*Task instructions*.
Using the records that follow, copy every line containing the word "JSON".

*Data to process*.

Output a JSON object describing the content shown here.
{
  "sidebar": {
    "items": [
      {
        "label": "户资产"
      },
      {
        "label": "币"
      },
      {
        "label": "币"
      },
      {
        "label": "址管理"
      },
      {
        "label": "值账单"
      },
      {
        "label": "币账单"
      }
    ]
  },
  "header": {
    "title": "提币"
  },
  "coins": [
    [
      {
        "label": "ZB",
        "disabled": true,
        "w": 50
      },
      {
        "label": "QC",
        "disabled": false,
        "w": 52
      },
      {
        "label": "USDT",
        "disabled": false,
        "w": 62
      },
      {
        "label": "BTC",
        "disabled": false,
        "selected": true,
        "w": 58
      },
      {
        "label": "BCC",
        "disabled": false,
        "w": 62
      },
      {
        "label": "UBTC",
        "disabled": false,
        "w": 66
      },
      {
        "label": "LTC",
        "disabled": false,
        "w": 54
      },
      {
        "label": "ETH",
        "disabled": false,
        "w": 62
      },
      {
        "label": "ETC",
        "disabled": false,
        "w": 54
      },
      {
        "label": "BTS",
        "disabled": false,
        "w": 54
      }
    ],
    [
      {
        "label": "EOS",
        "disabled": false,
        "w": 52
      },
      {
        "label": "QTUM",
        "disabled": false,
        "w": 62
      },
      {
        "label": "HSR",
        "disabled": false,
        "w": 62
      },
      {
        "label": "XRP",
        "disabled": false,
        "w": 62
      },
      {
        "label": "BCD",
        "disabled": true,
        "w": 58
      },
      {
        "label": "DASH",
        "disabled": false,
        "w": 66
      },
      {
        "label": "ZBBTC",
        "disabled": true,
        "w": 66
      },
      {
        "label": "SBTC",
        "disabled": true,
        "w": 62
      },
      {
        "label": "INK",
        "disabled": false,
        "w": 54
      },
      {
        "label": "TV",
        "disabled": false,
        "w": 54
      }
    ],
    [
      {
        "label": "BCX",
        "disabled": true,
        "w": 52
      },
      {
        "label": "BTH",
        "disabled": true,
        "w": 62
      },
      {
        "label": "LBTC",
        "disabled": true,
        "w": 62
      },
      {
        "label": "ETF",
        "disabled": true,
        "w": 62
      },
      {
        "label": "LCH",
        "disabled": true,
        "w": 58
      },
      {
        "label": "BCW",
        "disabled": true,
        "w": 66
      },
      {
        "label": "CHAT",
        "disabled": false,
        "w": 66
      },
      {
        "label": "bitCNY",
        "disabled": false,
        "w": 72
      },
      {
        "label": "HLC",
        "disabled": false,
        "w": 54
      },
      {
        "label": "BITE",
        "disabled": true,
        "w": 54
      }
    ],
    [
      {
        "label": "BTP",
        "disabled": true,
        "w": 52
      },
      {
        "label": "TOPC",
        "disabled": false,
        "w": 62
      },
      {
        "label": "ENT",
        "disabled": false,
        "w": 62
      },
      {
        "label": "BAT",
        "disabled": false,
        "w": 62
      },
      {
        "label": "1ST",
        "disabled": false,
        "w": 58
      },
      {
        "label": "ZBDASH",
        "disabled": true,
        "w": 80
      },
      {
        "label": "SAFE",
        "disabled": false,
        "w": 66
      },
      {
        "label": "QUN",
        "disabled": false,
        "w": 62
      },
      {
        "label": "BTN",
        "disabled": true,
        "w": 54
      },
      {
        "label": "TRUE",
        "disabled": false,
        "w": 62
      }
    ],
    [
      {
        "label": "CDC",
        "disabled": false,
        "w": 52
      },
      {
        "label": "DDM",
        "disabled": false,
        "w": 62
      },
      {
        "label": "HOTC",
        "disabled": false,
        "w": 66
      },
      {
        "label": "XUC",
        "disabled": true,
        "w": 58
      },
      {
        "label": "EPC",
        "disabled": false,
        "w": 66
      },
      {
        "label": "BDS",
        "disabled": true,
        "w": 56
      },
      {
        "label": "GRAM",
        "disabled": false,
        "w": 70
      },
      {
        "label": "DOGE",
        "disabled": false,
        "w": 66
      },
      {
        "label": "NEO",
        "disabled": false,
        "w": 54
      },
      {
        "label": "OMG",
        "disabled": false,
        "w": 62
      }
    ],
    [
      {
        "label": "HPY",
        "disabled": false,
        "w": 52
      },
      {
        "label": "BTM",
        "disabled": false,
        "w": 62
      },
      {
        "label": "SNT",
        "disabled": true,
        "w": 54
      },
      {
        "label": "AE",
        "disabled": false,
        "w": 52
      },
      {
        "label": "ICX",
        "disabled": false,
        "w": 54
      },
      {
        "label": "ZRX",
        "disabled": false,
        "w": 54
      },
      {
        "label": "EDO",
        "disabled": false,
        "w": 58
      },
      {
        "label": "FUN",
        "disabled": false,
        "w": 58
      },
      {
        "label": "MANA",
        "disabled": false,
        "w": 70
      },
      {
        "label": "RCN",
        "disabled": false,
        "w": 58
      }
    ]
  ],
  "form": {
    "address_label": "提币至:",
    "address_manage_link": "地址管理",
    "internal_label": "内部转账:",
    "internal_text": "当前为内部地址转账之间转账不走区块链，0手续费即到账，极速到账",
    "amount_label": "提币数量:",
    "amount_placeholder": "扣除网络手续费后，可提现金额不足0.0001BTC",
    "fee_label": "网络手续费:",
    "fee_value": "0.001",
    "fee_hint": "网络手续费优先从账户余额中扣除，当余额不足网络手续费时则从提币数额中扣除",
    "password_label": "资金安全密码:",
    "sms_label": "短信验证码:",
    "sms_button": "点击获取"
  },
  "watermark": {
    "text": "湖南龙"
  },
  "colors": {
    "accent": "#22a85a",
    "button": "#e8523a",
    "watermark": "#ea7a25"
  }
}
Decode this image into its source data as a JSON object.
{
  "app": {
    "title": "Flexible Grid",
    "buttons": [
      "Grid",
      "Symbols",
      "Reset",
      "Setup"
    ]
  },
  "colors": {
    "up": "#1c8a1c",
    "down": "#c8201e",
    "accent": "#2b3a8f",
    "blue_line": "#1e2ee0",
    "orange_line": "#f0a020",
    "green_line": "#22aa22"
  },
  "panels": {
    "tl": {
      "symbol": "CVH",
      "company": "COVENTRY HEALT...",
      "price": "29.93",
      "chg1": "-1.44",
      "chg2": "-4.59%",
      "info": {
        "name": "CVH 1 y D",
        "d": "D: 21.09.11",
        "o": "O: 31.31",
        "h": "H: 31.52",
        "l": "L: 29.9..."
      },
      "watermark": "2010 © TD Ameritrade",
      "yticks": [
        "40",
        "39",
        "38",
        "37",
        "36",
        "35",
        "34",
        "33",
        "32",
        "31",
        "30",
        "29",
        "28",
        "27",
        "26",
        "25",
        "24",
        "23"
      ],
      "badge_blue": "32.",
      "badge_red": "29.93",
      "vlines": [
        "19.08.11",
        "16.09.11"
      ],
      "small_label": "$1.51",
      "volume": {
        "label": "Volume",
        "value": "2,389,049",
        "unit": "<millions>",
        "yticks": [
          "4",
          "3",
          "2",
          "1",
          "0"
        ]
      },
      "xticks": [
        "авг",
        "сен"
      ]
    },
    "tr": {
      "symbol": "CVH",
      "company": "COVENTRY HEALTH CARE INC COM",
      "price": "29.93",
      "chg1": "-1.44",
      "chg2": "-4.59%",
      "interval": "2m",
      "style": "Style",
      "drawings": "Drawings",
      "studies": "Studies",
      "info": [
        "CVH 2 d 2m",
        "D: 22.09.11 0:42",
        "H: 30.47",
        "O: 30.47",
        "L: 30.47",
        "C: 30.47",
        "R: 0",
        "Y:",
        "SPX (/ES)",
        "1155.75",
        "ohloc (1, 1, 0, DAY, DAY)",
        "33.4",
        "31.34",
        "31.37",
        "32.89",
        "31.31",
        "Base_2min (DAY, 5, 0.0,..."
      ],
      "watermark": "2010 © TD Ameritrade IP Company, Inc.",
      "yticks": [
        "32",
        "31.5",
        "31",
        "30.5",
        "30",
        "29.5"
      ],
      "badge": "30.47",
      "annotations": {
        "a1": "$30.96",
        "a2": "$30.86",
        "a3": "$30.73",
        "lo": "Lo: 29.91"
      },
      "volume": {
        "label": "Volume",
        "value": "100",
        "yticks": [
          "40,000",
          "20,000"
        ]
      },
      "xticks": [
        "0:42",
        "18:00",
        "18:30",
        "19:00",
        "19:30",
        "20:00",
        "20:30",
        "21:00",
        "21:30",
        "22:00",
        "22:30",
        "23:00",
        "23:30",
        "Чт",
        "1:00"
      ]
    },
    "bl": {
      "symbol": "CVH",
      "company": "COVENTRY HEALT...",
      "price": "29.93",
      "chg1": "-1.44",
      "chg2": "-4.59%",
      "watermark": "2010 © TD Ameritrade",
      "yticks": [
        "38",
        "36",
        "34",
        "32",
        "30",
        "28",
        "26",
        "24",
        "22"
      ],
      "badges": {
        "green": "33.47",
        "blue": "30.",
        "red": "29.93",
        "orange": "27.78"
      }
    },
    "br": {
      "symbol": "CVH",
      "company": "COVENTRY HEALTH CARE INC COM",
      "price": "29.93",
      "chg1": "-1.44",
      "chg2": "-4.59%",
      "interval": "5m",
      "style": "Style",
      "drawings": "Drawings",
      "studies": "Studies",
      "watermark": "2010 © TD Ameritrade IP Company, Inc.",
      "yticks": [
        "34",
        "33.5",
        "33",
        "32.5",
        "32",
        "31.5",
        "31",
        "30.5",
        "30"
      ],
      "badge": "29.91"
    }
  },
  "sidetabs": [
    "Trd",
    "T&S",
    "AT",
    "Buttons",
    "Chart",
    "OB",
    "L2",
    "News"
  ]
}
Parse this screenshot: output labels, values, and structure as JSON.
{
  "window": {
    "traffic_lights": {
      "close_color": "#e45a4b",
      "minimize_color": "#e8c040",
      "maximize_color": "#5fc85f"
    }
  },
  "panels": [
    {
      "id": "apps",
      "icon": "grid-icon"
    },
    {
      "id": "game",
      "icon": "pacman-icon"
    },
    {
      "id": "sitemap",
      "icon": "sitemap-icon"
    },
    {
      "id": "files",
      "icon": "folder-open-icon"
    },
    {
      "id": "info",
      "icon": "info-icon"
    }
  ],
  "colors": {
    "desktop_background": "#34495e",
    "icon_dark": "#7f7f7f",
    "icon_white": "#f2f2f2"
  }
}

*Written response*.
Output a JSON object describing the content shown here.
Decode this image into its source data as a JSON object.
Parse this screenshot: output labels, values, and structure as JSON.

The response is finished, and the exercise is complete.